LACTIC ACID (5 → 90 SECONDS) – ANAEROBIC SYSTEM
- The Lactic Acid Energy System uses CARBOHYDRATES as fuel, primarily in the form of GLYCOGEN stored in our muscles.
- The breakdown of glycogen leads to a process called GLYCOLYSIS in which ATP can be produced rapidly, although not as rapidly as compared to the breakdown of CP. As we begin to exercise, the rate of Glycolysis increases to meet our demand for additional ATP.
- As we pick up your speed, we eventually reach a point where aerobic glycolysis is inadequate to support energy production. Through a series of chemical reactions in the muscle cell, the formation of lactic acid allows anaerobic glycolysis to continue. Unfortunately the accumulation of excess Lactic Acid leads to fatigue within the muscle cell, limiting this energy system to 90 seconds.

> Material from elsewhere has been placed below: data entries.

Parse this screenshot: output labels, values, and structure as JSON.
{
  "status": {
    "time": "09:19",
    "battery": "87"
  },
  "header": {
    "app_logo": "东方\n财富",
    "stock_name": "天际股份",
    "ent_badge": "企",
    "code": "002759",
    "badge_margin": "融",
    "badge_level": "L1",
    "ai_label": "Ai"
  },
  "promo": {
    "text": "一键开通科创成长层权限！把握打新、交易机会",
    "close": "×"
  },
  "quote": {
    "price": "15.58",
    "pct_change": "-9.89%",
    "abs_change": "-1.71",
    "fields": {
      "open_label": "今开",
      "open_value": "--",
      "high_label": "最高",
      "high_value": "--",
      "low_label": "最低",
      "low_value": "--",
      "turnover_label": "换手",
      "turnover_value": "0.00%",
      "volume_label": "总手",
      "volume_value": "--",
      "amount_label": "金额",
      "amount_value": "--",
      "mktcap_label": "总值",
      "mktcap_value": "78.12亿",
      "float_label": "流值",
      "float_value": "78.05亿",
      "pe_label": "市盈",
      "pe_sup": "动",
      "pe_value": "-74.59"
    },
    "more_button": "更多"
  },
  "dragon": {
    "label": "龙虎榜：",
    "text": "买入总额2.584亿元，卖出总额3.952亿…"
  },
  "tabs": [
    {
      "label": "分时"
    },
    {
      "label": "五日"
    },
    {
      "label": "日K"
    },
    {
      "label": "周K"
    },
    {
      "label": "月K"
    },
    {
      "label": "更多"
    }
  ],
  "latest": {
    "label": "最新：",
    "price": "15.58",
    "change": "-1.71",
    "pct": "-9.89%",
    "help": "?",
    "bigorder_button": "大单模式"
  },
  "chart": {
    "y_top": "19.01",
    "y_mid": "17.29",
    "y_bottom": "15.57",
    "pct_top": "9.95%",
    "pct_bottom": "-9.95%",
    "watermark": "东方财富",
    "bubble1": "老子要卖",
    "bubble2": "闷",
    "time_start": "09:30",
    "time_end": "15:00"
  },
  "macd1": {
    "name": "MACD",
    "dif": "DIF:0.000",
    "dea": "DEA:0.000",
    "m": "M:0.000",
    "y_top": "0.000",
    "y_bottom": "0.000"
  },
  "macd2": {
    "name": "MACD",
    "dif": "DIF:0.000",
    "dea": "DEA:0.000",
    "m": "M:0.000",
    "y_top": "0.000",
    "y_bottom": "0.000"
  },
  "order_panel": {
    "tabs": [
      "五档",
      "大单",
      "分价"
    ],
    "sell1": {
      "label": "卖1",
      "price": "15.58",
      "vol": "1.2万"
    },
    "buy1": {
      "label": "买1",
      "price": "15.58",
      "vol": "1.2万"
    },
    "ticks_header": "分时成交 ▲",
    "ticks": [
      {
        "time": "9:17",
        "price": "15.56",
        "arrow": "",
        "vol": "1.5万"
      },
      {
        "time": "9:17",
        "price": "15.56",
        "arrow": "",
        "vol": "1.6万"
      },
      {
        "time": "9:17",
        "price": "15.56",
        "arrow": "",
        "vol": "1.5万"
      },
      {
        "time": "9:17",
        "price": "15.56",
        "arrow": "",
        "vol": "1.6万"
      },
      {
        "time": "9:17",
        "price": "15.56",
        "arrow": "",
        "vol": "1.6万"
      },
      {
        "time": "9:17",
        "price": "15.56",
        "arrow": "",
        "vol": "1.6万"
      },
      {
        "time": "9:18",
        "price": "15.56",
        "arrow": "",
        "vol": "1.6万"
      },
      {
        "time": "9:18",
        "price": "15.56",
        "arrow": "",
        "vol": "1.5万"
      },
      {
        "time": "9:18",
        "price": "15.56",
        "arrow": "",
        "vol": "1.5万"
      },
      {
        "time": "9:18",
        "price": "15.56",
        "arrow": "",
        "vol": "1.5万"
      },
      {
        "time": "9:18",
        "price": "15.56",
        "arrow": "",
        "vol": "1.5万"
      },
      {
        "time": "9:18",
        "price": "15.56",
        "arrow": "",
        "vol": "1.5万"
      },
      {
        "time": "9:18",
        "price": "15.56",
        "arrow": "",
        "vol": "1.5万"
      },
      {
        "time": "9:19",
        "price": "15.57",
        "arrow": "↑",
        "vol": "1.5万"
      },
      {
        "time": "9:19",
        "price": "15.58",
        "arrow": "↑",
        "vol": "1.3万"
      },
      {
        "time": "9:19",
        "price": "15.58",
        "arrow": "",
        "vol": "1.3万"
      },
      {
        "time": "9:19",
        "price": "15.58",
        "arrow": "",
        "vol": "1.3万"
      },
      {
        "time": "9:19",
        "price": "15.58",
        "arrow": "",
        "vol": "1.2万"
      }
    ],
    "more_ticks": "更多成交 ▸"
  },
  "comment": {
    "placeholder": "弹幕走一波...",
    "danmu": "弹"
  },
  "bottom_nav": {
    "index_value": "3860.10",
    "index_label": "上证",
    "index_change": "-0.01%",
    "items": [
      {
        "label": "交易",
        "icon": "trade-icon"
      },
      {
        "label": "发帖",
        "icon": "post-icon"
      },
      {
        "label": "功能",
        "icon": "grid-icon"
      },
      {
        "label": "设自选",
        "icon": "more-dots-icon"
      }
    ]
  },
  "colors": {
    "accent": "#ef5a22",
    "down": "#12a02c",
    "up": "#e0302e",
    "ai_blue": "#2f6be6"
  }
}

OXYGEN SYSTEM (90 SECONDS +)
- The aerobic breakdown of oxygen is the long term and fundamental energy system for endurance activity. Oxygen is the key substance to maintain aerobic performance for long periods.
- Insufficient oxygen forces the body to exercise anaerobically, resulting in the body experiencing premature fatigue.
- The oxygen energy system needs an adequate supply of oxygen delivered to the muscle to release the chemical energy stored in carbohydrates and fats.
- Although the oxygen system produces ATP more slowly than the two anaerobic systems, it is capable of producing greater quantities over sustained periods.